Posted by: H2 Storage Researcher | 21 April 2008 at 11:00 AM
Methane adsorption would be very useful. There is lots of methane about and it can be easily produced from agricultural waste.
It could be burned in conventional ICEs with little to no modification.
It would give you a second source of energy for transportation (after liquid HCs).
It is being flared off in some places - they might stop if there was a bigger market for it.
And it burns very cleanly, so would be good for use in cities.
And it could be used in PHEVs.
Posted by: mahonj | 21 April 2008 at 03:15 PM
I am an NG fan. I want to promote converting cars to dual fuel near my home. There are 10,000 commuter cars that drive 50 miles or more round trip 5 days per week. I think they would like $1 fuel instead of $4 fuel and it would clean the air. I would rather that they not drive so much at all, but one step at a time.
Posted by: sjc | 21 April 2008 at 08:23 PM
Right now a major supplier of methane is big oil.
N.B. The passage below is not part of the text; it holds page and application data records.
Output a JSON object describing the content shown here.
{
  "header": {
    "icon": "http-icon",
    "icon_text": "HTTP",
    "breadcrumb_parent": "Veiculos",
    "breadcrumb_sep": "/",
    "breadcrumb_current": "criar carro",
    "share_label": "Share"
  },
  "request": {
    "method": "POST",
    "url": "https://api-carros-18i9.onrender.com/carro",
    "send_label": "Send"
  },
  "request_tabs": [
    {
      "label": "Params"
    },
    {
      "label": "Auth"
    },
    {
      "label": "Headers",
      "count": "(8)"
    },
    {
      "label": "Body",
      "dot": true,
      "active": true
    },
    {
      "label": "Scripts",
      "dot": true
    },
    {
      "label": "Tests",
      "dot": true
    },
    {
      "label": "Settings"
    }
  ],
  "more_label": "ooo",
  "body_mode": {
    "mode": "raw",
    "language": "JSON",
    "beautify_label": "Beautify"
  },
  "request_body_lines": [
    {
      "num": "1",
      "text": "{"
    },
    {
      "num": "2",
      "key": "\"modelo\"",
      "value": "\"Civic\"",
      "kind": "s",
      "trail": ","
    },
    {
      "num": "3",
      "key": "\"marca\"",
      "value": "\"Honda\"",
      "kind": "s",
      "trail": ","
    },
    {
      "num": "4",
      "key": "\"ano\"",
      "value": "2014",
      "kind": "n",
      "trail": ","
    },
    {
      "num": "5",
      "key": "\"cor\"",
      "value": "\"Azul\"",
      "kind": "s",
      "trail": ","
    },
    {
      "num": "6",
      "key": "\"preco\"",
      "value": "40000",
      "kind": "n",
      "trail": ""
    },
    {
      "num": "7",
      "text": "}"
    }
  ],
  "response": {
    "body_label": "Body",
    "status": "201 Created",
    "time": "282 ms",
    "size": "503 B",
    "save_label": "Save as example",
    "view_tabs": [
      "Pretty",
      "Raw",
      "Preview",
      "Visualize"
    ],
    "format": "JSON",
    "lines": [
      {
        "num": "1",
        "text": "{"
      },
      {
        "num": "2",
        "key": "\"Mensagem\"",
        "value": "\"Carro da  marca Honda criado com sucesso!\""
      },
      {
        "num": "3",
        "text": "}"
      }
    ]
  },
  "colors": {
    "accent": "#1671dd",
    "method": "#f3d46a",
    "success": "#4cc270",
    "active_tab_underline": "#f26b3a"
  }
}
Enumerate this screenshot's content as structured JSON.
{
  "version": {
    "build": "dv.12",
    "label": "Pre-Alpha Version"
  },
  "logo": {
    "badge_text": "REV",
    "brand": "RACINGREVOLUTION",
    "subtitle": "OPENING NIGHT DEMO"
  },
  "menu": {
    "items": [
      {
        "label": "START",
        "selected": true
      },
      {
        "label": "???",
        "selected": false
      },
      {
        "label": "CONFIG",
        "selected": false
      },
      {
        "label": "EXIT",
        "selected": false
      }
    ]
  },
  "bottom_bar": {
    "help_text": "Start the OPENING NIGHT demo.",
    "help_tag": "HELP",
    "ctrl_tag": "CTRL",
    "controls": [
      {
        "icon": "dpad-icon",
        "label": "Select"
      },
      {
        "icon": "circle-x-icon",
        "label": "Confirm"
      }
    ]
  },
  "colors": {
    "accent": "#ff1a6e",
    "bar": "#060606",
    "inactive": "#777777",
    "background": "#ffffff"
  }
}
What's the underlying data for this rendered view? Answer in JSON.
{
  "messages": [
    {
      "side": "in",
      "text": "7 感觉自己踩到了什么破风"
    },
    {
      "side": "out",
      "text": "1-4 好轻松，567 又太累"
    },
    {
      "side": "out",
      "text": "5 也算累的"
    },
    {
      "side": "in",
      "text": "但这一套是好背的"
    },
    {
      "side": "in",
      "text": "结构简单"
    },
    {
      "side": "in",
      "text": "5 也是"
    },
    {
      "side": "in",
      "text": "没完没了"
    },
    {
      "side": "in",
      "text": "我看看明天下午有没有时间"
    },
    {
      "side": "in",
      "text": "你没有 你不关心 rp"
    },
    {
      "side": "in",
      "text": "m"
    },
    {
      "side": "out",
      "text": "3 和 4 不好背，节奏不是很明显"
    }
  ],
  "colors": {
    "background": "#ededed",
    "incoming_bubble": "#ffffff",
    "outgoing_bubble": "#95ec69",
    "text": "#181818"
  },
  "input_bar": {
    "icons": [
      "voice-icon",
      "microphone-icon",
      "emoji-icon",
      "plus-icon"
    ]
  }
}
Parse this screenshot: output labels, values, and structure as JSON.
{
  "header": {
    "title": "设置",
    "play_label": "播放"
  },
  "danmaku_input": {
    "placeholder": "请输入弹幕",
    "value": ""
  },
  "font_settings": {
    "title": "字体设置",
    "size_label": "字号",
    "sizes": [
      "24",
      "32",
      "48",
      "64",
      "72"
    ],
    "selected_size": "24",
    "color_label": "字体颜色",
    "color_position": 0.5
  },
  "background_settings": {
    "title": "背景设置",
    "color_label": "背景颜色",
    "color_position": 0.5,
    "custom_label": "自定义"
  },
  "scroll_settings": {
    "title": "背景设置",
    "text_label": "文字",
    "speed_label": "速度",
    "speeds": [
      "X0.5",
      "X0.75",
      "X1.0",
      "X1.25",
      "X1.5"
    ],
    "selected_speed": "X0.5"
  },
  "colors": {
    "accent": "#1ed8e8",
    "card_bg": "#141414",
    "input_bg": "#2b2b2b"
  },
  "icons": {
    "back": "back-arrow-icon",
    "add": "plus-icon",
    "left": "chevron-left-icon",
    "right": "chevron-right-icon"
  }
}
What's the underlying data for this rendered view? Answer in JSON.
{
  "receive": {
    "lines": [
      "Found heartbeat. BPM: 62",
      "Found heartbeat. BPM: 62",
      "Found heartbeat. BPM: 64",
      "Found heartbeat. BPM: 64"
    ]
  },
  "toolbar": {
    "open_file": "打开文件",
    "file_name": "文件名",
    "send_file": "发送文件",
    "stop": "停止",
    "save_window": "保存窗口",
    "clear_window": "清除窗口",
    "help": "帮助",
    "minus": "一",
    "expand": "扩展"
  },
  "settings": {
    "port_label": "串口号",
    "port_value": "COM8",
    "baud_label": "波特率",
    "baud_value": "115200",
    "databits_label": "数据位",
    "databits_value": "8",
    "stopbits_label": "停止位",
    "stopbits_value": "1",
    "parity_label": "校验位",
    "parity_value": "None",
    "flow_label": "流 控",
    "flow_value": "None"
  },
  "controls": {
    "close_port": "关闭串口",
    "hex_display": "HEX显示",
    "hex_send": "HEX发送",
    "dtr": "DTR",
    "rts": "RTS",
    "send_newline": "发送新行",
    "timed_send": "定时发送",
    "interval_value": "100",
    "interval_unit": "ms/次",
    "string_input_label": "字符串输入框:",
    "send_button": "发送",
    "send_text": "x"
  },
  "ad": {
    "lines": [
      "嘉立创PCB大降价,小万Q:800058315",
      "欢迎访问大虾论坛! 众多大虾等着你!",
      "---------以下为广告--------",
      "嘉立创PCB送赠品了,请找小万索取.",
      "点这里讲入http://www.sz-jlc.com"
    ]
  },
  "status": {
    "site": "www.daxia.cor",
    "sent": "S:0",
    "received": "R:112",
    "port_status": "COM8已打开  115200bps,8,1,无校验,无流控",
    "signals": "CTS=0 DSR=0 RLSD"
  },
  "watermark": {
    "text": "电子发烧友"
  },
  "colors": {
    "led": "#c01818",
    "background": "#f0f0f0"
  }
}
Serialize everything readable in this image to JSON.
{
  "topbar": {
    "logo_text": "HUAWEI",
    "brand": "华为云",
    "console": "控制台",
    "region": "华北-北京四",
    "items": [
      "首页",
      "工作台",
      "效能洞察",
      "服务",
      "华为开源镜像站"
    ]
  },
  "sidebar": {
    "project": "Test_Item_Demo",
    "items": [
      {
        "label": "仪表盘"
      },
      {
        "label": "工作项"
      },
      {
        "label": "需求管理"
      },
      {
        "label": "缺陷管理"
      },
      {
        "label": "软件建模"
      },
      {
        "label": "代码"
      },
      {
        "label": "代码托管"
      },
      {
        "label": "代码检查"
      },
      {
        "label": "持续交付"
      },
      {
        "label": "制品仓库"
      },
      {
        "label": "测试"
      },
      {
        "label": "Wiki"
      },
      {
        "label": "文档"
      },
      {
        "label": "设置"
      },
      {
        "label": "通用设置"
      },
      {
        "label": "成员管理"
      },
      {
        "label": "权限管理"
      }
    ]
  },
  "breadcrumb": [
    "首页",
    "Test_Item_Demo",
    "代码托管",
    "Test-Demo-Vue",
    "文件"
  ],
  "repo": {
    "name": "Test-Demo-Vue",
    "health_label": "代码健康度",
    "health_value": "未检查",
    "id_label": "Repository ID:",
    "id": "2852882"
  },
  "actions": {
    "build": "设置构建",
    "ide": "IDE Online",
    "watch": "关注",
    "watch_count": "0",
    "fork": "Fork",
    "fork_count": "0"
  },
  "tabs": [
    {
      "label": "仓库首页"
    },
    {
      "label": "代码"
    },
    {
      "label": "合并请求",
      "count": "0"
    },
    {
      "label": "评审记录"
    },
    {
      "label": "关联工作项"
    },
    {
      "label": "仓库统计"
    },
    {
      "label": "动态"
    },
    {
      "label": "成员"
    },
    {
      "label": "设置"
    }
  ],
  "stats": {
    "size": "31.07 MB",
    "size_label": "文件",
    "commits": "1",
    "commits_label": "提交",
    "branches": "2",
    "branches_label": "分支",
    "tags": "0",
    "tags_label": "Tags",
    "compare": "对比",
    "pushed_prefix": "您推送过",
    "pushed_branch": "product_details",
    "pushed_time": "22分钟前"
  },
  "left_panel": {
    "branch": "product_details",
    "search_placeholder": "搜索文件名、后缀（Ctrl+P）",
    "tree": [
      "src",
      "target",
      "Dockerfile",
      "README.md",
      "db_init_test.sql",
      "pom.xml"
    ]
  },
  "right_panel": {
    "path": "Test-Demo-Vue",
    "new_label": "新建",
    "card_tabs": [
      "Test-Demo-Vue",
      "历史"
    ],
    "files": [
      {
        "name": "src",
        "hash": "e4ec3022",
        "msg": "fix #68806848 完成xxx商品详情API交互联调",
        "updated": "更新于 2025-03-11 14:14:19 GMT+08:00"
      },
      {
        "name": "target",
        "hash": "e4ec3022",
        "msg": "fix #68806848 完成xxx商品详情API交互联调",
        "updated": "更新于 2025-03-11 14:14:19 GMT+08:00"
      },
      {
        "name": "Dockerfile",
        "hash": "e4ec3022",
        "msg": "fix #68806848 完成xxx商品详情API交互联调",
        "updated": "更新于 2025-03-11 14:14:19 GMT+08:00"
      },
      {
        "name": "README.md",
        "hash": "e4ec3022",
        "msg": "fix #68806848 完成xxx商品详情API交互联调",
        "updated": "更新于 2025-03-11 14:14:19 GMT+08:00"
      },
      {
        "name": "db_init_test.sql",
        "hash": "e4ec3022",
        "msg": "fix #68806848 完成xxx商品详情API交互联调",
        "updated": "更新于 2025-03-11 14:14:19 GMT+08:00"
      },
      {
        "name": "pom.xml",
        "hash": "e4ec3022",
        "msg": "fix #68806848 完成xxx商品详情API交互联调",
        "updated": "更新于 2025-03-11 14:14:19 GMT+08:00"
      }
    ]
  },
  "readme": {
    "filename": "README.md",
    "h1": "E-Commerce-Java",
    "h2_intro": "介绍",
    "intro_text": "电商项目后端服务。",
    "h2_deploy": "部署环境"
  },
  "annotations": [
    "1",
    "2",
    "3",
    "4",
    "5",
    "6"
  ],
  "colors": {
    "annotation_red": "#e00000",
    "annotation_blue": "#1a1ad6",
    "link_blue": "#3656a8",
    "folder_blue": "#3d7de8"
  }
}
Both Shell and British Petroleum have expanding leases in pristine wilderness areas of the Canadian portion of the Flathead Valley (southeast corner BC into Montana). These coalbed methane wells are a high priority for oil but wreak eco-havoc on the landscape.
To increase methane as a general transport fuel must be preceded by sustainable production methods.
Posted by: gr | 22 April 2008 at 09:57 AM
We could run a million cars on NG and not increase the use of natural gas all that much. There are 7 million NG vehicles in the world and only 150,000 of them are in the U.S. I would guess most of those are large trucks and buses.
Honda started their NG efforts in fleet vehicles and then worked with FuelMaker to design and develop the Phill compressor for home use. The Honda Civic GX natural gas car is a very clean running automobile.
We can make methane from biomass, but to say we need cleaner sources before we do anything else may not be the way to go. Natural gas is used for so many things from home and building heating to electric power generation that a vast supply market is already there.
I would rather see more cars that run on natural gas that is cheaper and cleaner than continue to run on gasoline and diesel. We produce 85% of the natural gas that we use in the U.S., but we produce only about 30% of the oil that we use. 150 million cars are not going to convert to NG anytime soon if ever, but if it cleans the air and reduces oil imports, I think that it deserves consideration.
Posted by: sjc | 22 April 2008 at 12:08 PM